» What this task involves: Word by word and line by line, write out all of the records.

------------------------------------------------------------------------

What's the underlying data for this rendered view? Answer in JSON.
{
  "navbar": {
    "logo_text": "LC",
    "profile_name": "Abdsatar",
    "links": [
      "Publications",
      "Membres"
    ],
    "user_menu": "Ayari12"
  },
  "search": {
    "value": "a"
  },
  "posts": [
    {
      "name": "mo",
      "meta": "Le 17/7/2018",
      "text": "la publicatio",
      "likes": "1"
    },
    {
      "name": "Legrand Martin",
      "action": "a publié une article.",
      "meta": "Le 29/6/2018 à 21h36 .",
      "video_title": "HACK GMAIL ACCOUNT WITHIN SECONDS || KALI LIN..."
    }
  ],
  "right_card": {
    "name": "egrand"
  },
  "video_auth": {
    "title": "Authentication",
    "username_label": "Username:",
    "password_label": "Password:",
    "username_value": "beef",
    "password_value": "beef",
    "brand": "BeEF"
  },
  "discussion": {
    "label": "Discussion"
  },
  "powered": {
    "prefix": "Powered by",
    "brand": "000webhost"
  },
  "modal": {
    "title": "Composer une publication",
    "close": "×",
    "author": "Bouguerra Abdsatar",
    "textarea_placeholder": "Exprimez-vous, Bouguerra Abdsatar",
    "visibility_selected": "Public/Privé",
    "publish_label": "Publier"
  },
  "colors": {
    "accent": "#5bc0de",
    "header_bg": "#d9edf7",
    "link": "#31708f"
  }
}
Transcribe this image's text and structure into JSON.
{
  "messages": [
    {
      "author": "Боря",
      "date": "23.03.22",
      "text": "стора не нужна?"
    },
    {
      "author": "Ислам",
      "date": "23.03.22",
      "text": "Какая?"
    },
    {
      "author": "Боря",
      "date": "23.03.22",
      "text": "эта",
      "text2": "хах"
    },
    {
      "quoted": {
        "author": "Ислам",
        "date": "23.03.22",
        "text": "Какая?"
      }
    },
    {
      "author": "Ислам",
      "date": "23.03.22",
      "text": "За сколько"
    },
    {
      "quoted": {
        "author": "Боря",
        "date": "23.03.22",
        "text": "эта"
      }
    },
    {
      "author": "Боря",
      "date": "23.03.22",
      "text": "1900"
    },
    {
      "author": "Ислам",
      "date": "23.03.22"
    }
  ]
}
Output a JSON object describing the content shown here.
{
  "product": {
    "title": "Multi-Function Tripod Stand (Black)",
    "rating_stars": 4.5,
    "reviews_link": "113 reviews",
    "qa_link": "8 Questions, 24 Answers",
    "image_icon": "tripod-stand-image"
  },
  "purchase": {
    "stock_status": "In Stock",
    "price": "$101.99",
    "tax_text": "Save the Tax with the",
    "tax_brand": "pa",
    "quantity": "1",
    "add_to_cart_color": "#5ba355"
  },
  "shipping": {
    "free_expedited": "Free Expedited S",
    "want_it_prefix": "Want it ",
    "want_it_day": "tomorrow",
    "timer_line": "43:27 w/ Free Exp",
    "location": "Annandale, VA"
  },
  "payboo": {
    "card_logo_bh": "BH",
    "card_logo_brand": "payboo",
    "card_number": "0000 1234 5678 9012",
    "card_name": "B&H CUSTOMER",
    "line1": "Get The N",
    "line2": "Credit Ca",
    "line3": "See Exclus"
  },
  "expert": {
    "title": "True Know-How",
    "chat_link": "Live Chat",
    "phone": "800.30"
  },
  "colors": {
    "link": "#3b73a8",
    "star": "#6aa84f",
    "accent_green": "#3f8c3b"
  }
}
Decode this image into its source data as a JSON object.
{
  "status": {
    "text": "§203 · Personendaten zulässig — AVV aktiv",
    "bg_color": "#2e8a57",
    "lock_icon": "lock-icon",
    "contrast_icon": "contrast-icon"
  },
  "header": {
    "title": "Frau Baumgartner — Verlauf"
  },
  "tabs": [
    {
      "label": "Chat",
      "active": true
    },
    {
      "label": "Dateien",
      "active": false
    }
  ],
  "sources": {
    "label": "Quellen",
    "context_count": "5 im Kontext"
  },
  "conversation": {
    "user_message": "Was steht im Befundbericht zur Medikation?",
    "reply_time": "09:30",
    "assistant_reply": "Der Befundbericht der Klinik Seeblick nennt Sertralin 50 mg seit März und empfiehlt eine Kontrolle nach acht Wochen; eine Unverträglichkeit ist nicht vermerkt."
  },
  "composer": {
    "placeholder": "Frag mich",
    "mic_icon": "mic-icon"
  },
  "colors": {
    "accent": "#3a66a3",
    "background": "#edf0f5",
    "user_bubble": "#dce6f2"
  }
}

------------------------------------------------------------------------

» Task answer:
What's the underlying data for this rendered view? Answer in JSON.
{
  "navbar": {
    "logo_text": "LC",
    "profile_name": "Abdsatar",
    "links": [
      "Publications",
      "Membres"
    ],
    "user_menu": "Ayari12"
  },
  "search": {
    "value": "a"
  },
  "posts": [
    {
      "name": "mo",
      "meta": "Le 17/7/2018",
      "text": "la publicatio",
      "likes": "1"
    },
    {
      "name": "Legrand Martin",
      "action": "a publié une article.",
      "meta": "Le 29/6/2018 à 21h36 .",
      "video_title": "HACK GMAIL ACCOUNT WITHIN SECONDS || KALI LIN..."
    }
  ],
  "right_card": {
    "name": "egrand"
  },
  "video_auth": {
    "title": "Authentication",
    "username_label": "Username:",
    "password_label": "Password:",
    "username_value": "beef",
    "password_value": "beef",
    "brand": "BeEF"
  },
  "discussion": {
    "label": "Discussion"
  },
  "powered": {
    "prefix": "Powered by",
    "brand": "000webhost"
  },
  "modal": {
    "title": "Composer une publication",
    "close": "×",
    "author": "Bouguerra Abdsatar",
    "textarea_placeholder": "Exprimez-vous, Bouguerra Abdsatar",
    "visibility_selected": "Public/Privé",
    "publish_label": "Publier"
  },
  "colors": {
    "accent": "#5bc0de",
    "header_bg": "#d9edf7",
    "link": "#31708f"
  }
}
Transcribe this image's text and structure into JSON.
{
  "messages": [
    {
      "author": "Боря",
      "date": "23.03.22",
      "text": "стора не нужна?"
    },
    {
      "author": "Ислам",
      "date": "23.03.22",
      "text": "Какая?"
    },
    {
      "author": "Боря",
      "date": "23.03.22",
      "text": "эта",
      "text2": "хах"
    },
    {
      "quoted": {
        "author": "Ислам",
        "date": "23.03.22",
        "text": "Какая?"
      }
    },
    {
      "author": "Ислам",
      "date": "23.03.22",
      "text": "За сколько"
    },
    {
      "quoted": {
        "author": "Боря",
        "date": "23.03.22",
        "text": "эта"
      }
    },
    {
      "author": "Боря",
      "date": "23.03.22",
      "text": "1900"
    },
    {
      "author": "Ислам",
      "date": "23.03.22"
    }
  ]
}
Output a JSON object describing the content shown here.
{
  "product": {
    "title": "Multi-Function Tripod Stand (Black)",
    "rating_stars": 4.5,
    "reviews_link": "113 reviews",
    "qa_link": "8 Questions, 24 Answers",
    "image_icon": "tripod-stand-image"
  },
  "purchase": {
    "stock_status": "In Stock",
    "price": "$101.99",
    "tax_text": "Save the Tax with the",
    "tax_brand": "pa",
    "quantity": "1",
    "add_to_cart_color": "#5ba355"
  },
  "shipping": {
    "free_expedited": "Free Expedited S",
    "want_it_prefix": "Want it ",
    "want_it_day": "tomorrow",
    "timer_line": "43:27 w/ Free Exp",
    "location": "Annandale, VA"
  },
  "payboo": {
    "card_logo_bh": "BH",
    "card_logo_brand": "payboo",
    "card_number": "0000 1234 5678 9012",
    "card_name": "B&H CUSTOMER",
    "line1": "Get The N",
    "line2": "Credit Ca",
    "line3": "See Exclus"
  },
  "expert": {
    "title": "True Know-How",
    "chat_link": "Live Chat",
    "phone": "800.30"
  },
  "colors": {
    "link": "#3b73a8",
    "star": "#6aa84f",
    "accent_green": "#3f8c3b"
  }
}
Decode this image into its source data as a JSON object.
{
  "status": {
    "text": "§203 · Personendaten zulässig — AVV aktiv",
    "bg_color": "#2e8a57",
    "lock_icon": "lock-icon",
    "contrast_icon": "contrast-icon"
  },
  "header": {
    "title": "Frau Baumgartner — Verlauf"
  },
  "tabs": [
    {
      "label": "Chat",
      "active": true
    },
    {
      "label": "Dateien",
      "active": false
    }
  ],
  "sources": {
    "label": "Quellen",
    "context_count": "5 im Kontext"
  },
  "conversation": {
    "user_message": "Was steht im Befundbericht zur Medikation?",
    "reply_time": "09:30",
    "assistant_reply": "Der Befundbericht der Klinik Seeblick nennt Sertralin 50 mg seit März und empfiehlt eine Kontrolle nach acht Wochen; eine Unverträglichkeit ist nicht vermerkt."
  },
  "composer": {
    "placeholder": "Frag mich",
    "mic_icon": "mic-icon"
  },
  "colors": {
    "accent": "#3a66a3",
    "background": "#edf0f5",
    "user_bubble": "#dce6f2"
  }
}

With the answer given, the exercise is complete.